Very low frequency sound generated by commercial wind turbines can have negative affects on human health, according to research at Washington University School of Medicine.
“Even though it can’t be heard, we know this type of sound is stimulating the ear quite strongly,” says Alec Salt, PhD, scientist in the Department of Otolaryngology at Washington University. “We’re now looking for how that could potentially affect people and cause symptoms.”
Infrasound vs. ultrasound
Salt describes “infrasound” as being about 10 keys below the lowest note on a piano. Unlike ultrasound with its short wavelengths, infrasound is characterized by very long wavelengths that stimulate the outer hair cells, the ear’s amplifiers. The inner hair cells, responsible for hearing, do not respond to infrasound. Therefore, like ultrasound, infrasound is generally outside the range of human hearing. It is still stimulating the ear and the brain; it’s just doing it in a way that is not auditory.

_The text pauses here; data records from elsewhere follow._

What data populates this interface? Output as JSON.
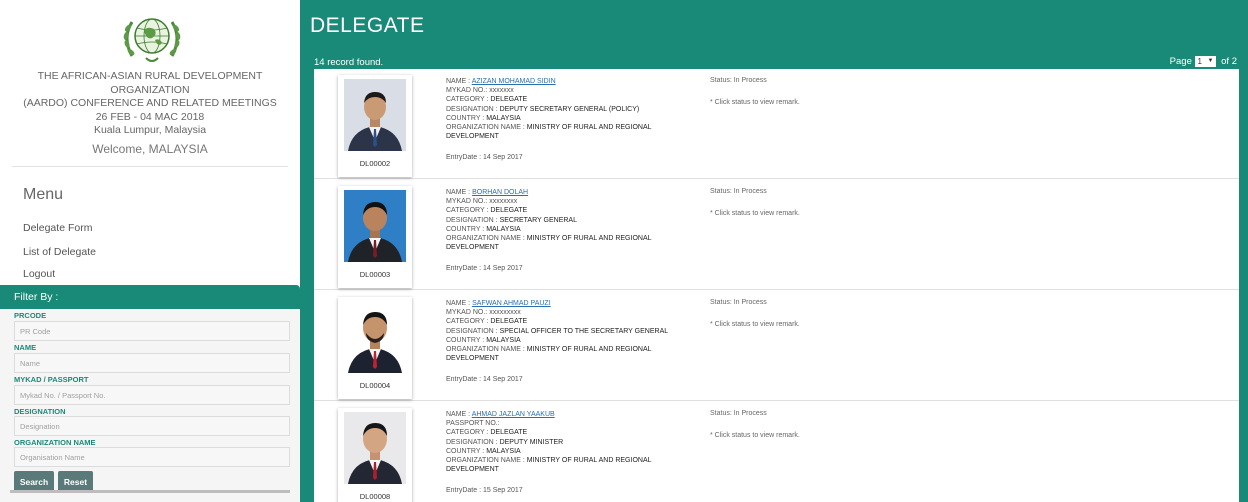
{
  "sidebar": {
    "org_lines": [
      "THE AFRICAN-ASIAN RURAL DEVELOPMENT ORGANIZATION",
      "(AARDO) CONFERENCE AND RELATED MEETINGS",
      "26 FEB - 04 MAC 2018",
      "Kuala Lumpur, Malaysia"
    ],
    "welcome": "Welcome, MALAYSIA",
    "menu_title": "Menu",
    "menu_items": [
      "Delegate Form",
      "List of Delegate",
      "Logout"
    ],
    "filter": {
      "title": "Filter By :",
      "fields": [
        {
          "label": "PRCODE",
          "placeholder": "PR Code"
        },
        {
          "label": "NAME",
          "placeholder": "Name"
        },
        {
          "label": "MYKAD / PASSPORT",
          "placeholder": "Mykad No. / Passport No."
        },
        {
          "label": "DESIGNATION",
          "placeholder": "Designation"
        },
        {
          "label": "ORGANIZATION NAME",
          "placeholder": "Organisation Name"
        }
      ],
      "search_label": "Search",
      "reset_label": "Reset"
    }
  },
  "main": {
    "title": "DELEGATE",
    "record_count": "14 record found.",
    "page_label": "Page",
    "page_current": "1",
    "page_of": "of 2",
    "field_labels": {
      "name": "NAME :",
      "mykad": "MYKAD NO.:",
      "passport": "PASSPORT NO.:",
      "category": "CATEGORY :",
      "designation": "DESIGNATION :",
      "country": "COUNTRY :",
      "organization": "ORGANIZATION NAME :",
      "entry": "EntryDate :"
    },
    "delegates": [
      {
        "code": "DL00002",
        "name": "AZIZAN MOHAMAD SIDIN",
        "id_label": "MYKAD NO.:",
        "id_value": "xxxxxxx",
        "category": "DELEGATE",
        "designation": "DEPUTY SECRETARY GENERAL (POLICY)",
        "country": "MALAYSIA",
        "organization": "MINISTRY OF RURAL AND REGIONAL DEVELOPMENT",
        "entry_date": "14 Sep 2017",
        "status": "Status: In Process",
        "remark": "* Click status to view remark."
      },
      {
        "code": "DL00003",
        "name": "BORHAN DOLAH",
        "id_label": "MYKAD NO.:",
        "id_value": "xxxxxxxx",
        "category": "DELEGATE",
        "designation": "SECRETARY GENERAL",
        "country": "MALAYSIA",
        "organization": "MINISTRY OF RURAL AND REGIONAL DEVELOPMENT",
        "entry_date": "14 Sep 2017",
        "status": "Status: In Process",
        "remark": "* Click status to view remark."
      },
      {
        "code": "DL00004",
        "name": "SAFWAN AHMAD PAUZI",
        "id_label": "MYKAD NO.:",
        "id_value": "xxxxxxxxx",
        "category": "DELEGATE",
        "designation": "SPECIAL OFFICER TO THE SECRETARY GENERAL",
        "country": "MALAYSIA",
        "organization": "MINISTRY OF RURAL AND REGIONAL DEVELOPMENT",
        "entry_date": "14 Sep 2017",
        "status": "Status: In Process",
        "remark": "* Click status to view remark."
      },
      {
        "code": "DL00008",
        "name": "AHMAD JAZLAN YAAKUB",
        "id_label": "PASSPORT NO.:",
        "id_value": "",
        "category": "DELEGATE",
        "designation": "DEPUTY MINISTER",
        "country": "MALAYSIA",
        "organization": "MINISTRY OF RURAL AND REGIONAL DEVELOPMENT",
        "entry_date": "15 Sep 2017",
        "status": "Status: In Process",
        "remark": "* Click status to view remark."
      }
    ]
  },
  "colors": {
    "accent": "#1a8a78",
    "link": "#2a6fb0",
    "button": "#5a7a7a"
  },
  "icons": {
    "logo": "aardo-globe-logo",
    "photo": "delegate-portrait"
  }
}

Large commercial wind turbines are responsible for the strongest infrasound. These turbines can be over 600 feet tall when the tip of one of the blades reaches its peak.
“The blades sweep an area bigger than a football field, including the end zones,” Salt says. “And as wind turbines get bigger, the amount of low-frequency noise they generate gets higher and more people have problems with them.”

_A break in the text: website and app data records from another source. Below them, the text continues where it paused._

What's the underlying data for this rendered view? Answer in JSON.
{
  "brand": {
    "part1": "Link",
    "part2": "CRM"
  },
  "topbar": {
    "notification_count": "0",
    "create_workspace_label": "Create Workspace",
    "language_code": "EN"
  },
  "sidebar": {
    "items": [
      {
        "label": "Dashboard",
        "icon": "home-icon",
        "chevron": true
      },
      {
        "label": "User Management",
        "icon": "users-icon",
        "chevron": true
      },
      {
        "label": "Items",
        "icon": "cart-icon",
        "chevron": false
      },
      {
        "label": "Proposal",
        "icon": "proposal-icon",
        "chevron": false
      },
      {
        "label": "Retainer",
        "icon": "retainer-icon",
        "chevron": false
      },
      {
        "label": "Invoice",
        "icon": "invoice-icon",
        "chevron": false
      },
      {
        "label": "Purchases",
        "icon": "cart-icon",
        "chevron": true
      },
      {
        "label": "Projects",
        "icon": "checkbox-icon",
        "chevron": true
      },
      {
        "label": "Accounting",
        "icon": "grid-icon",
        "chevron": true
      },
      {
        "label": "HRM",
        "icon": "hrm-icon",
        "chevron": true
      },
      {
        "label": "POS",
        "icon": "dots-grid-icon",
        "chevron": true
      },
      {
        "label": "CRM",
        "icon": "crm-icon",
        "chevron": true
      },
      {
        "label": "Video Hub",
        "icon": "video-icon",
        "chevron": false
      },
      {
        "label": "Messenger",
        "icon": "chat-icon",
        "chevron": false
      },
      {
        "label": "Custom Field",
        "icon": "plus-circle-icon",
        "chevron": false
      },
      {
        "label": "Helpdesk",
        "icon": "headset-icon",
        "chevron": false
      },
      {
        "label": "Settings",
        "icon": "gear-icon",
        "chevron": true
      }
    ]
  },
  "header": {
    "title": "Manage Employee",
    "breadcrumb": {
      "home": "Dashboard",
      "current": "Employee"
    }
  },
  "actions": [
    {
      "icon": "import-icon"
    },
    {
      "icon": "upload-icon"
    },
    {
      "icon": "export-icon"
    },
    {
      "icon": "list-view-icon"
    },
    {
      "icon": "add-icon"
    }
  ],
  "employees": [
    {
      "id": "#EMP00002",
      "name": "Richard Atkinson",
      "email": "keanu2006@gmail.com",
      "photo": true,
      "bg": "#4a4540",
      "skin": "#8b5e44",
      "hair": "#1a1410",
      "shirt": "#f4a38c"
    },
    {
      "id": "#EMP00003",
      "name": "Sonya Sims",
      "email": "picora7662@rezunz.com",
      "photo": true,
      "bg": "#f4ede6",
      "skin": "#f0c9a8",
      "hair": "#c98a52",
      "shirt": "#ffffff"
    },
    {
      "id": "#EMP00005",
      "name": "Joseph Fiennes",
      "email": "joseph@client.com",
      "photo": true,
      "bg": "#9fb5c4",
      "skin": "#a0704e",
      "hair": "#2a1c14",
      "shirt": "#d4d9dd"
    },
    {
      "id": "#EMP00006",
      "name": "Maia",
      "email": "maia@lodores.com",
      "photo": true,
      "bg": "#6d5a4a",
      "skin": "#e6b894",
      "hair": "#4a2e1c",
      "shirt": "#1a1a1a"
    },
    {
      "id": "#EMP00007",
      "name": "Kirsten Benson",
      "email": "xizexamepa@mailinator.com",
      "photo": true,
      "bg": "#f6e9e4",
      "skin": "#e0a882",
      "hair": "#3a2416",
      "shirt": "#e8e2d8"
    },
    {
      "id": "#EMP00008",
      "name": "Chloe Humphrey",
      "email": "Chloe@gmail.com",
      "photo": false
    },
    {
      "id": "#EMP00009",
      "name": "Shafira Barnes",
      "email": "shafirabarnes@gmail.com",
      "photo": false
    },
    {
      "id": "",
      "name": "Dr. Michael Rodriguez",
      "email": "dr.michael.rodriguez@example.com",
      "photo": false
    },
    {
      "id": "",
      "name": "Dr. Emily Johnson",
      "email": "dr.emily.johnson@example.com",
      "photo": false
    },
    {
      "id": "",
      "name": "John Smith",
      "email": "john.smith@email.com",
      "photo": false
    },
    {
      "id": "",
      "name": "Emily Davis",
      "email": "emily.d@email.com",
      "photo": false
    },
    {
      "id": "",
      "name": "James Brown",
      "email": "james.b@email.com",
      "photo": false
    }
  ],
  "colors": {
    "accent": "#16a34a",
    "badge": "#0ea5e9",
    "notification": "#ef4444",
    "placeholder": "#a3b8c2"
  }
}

The reported problems include nausea, vertigo, tinnitus, sensations of pressure in the ear, and sleep disturbance. Salt’s experimental studies in animals also suggest infrasound may accelerate hearing loss from other sources.
According to Salt, infrasound levels are higher when air entering the turbines is turbulent, particularly on wind farms where many turbines are down wind of others.
Not all in your head
“My mission at the moment is to tell people that there is a physiologic basis for how these symptoms may be created,” Salt says. “There is a tendency to tell people it’s all in their heads. To me, that is like telling people with motion sickness it’s all in their heads. It doesn’t affect everybody, but people who are sensitive to it are very bothered by it.”
Unfortunately, Salt says common ear protection such as earphones and foam earplugs do not prevent these low frequency sounds waves from stimulating the inner ear. Even going inside, behind double-paned windows, for example, will cut down on the sound that can be heard, but the infrasound still penetrates.
Salt and his colleagues are currently investigating a biological phenomenon called amplitude modulation caused by infrasound. He compares it to the effect of turning a stereo’s volume up and down repeatedly. In addition, they are studying the possible role infrasound plays in causing endolymphatic hydrops, the swelling of one of the fluid-filled compartments in the inner ear.
“I want to emphasize that I have nothing against wind turbines,” Salt says. “I think they’re great. But when they’re next to people’s homes, there definitely are problems associated with the infrasound they make. And I think it’s wrong to dismiss those problems and not do anything about it.”